(3) Jenkins goes on quite a bit about how Lucas and Lucas Arts have tried to deal with fan fiction. What have been the various ways they’ve tried to promote their StarWars franchises without losing control of the IP?

The StarWars franchise attempted to offer a safe place on the StarWars website for fans to share their material and form a community. Unfortunately, some fans had a problem because their work became the franchises intellectual property. The franchise also hosted competitions on partner sites and allowed people submit their own fan films with hopes of recognition from George Lucas himself. Lastly, the franchise actively engaged fan community sites and presented guidelines in which to create content reflecting the movie. In my opinion, the StarWars franchise was very reasonable in their request. Unfortunately, technology enabled some people to make fan films that weren’t PG-13. In the end, the franchise celebrated those fans that stayed true to the stories original intent without losing control over the brand.

Watch the videos and tell me whether you think the fan film helps or hurts the franchise and how. What are the dangers of letting fans make up their own StarWars-based stories?

After watching the Bounty Hunter film, I don’t think this particular fan film hurts Lucas Films in any way. I didn’t get a chance to watch the second portion because it was removed from YouTube due to copyright violations. Short films like Bounty Hunter allow fans to take characters from films and develop a unique storyline. A previous chapter of Convergence Culture sites a similar example in which children use action figures from movies to develop imaginary plots, which later influence a movie’s sequel (Jenkins, 2006). Franchises that observe these fan films can only gain a glimpse into better ways to market to their base.  One of the dangers of fan films like Bounty Hunter is that you have to be a fan to appreciate them. A new consumer may be deterred from seeing a movie if the story seem too complicated.

Reference:

Jenkins, H. (2006). Convergence culture. New York. New York University Press.

Origami

Photo by  endolith

1) What is transmedia storytelling?
Directors use Transmedia storytelling to create synergy around a movie. The synergy is maintained by developing a movie’s storyline across multiple mediums. For example, the Matrix’s storyline unfolds across console games, short animations, fan sites, online games and cinema. Like Survivor fans, curious viewers can gain more clues by purchasing the Matrix game and watching the short animations.

2) What is required for something to become a cult classic?
In order for something to become a cult classic, it’s world must be so elaborate that it cannot be limited to one medium. Each part of the story must be supported by extensive research, and provide avenues for people to learn about its’ intricate details. The characters must be built upon bits and pieces of other well know characters, and have a consistent element that ties the story together (Jenkins, 2006).

3) What is the chapter title, “Searching of the Origami Unicorn” in reference to?
In the Matrix’s plethora of media, the “Origami Unicorn” refers to the game Enter the Matrix. This unique tool distinguished the average Matrix fan from hardcore followers. In the game, players had a chance to play two secondary characters that would later be introduced in the next movie. A moviegoer without the gaming experience would be left to fill in the blanks, as the new characters were introduced in the sequel. In contrast, the gamer would see the movie as a continuation of the plot that he/she interacted with in the game. The “Origami Unicorn” takes on different forms in order to allow players to unfold more of the Matrix world.

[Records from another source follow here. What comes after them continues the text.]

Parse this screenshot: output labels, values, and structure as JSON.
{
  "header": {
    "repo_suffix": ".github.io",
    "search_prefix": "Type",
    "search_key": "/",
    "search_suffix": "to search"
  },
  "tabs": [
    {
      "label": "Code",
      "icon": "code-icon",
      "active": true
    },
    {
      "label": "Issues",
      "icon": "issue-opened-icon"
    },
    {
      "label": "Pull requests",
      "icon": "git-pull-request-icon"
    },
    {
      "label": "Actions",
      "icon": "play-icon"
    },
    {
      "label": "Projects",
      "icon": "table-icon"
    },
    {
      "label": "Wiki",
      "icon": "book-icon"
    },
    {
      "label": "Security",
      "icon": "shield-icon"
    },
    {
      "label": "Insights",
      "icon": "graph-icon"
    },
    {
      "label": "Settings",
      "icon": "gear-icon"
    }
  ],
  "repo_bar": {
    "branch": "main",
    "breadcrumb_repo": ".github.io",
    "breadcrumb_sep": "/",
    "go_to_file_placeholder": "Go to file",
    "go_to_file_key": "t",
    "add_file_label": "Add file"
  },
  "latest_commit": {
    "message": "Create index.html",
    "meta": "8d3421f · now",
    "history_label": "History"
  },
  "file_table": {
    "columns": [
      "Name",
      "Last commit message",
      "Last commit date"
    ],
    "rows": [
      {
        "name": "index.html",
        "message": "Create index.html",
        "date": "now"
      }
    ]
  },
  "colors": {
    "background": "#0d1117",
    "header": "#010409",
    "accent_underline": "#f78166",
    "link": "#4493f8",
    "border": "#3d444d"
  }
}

Reference:

Jenkins, H. (2006). Convergence culture. New York. New York University Press.